I get the bus to Kuala Lumpa once again and although I should be grateful to be starting a job soon, I’m sombre mood that I’m moving on from Singapore. At the Malaysian border, I see the bus driving off onto the motorway in the distance after I pass through security. I am furious at the idiocy of the driver who couldn’t even keep track at the 8 or so passengers on the bus and I quickly go about trying to contact the bus company in an attempt to get my luggage back once I reach Kuala Lumpur. Luckily, I’m told the bus stops in a local town nearby and I hop on a local bus straight there. I see the bus as soon as we arrive and my relief quickly turns to anger as I hunt out the driver.

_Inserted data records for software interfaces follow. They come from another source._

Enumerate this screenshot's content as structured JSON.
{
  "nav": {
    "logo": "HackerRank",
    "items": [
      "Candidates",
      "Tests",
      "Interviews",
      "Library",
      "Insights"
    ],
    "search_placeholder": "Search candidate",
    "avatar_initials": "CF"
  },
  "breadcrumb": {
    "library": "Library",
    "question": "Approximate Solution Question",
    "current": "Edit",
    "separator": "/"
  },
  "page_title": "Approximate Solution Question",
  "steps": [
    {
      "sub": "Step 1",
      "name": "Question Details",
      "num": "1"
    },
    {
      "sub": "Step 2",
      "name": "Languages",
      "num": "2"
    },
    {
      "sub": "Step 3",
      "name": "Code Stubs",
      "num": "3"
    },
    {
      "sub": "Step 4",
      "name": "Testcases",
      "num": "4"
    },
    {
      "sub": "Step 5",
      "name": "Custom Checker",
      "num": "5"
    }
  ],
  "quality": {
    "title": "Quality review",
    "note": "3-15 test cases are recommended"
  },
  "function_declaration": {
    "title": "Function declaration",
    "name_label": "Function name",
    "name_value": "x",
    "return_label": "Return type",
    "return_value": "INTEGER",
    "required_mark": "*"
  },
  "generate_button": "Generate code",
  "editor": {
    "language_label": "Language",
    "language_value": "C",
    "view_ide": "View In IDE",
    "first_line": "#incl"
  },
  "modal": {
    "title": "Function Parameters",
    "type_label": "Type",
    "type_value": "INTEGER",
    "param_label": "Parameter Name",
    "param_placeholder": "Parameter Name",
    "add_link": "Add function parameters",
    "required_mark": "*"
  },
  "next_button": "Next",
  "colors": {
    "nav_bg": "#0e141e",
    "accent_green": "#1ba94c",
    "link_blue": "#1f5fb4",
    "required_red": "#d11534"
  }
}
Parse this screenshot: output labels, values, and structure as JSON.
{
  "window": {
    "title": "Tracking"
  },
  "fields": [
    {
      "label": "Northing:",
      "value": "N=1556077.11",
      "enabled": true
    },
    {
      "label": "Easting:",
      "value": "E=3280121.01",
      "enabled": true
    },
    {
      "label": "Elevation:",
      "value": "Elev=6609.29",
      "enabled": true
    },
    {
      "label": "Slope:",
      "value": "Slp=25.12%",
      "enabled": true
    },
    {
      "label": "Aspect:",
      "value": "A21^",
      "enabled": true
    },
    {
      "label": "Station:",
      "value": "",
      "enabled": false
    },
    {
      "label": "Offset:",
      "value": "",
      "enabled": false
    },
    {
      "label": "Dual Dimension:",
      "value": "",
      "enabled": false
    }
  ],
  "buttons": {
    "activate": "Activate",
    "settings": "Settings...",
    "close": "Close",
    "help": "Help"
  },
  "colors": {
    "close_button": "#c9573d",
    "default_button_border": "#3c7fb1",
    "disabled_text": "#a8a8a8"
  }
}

In my confusion I turn on some poor soul who has the misfortune of resembling the driver (he’s even wearing the same colour clothes) – I ask him, “Are you the driver?” and he puts his head down and tries to walk away while saying “I don’t know”. Being the idiot I am I push him and shout, “You drove off without me!”. A Singaporean lady sitting close by sees this and laughing, tells me that he isn’t the driver. The driver has fucked off and his replacement has yet to come. I apologise to the man I shouted at and go upstairs, still fuming but thankful I don’t have to go through the hassle of getting my luggage back. In Kuala Lumpur I return to the same hostel I stayed at when I first arrived in Malaysia and stay in the Chinatown area for a couple of days before getting another bus to the southern Thai city of Hat Yai.
My four days in Hat Yai are spent mainly in a hotel, as it’s raining most the time and I don’t feel like exploring much. The train journey to Bangkok takes 16 hours and while I’ve a comfortable bed to sleep on and there’s a pleasant restaurant carriage, I’m eager to just get to Bangkok and be on my way to Vietnam. In the evening soon after boarding the train I go the restaurant carriage for a meal and am the only passenger there. The windows are down and as the warm tropical air comes wafting through, Credence Clearwater Revival plays on the stereo. For a little while I remember what it’s like to enjoy traveling and the spirit of adventure to be going somewhere new, but it doesn’t last long. It’s fair to say I’m jaded. I return to the restaurant carriage in the morning and watch the pleasant, green countryside of Thailand pass by and reflect on the times to come in South East Asia. In Bangkok, my time is limited and I don’t venture further than the area my hostel is in. It’s unfortunate I’m in no mood for Thailand but if all goes well with the job in Vietnam, I should be in the region for at least a few months to come and will hopefully have time to properly explore the surrounding countries once my appetite for travel returns.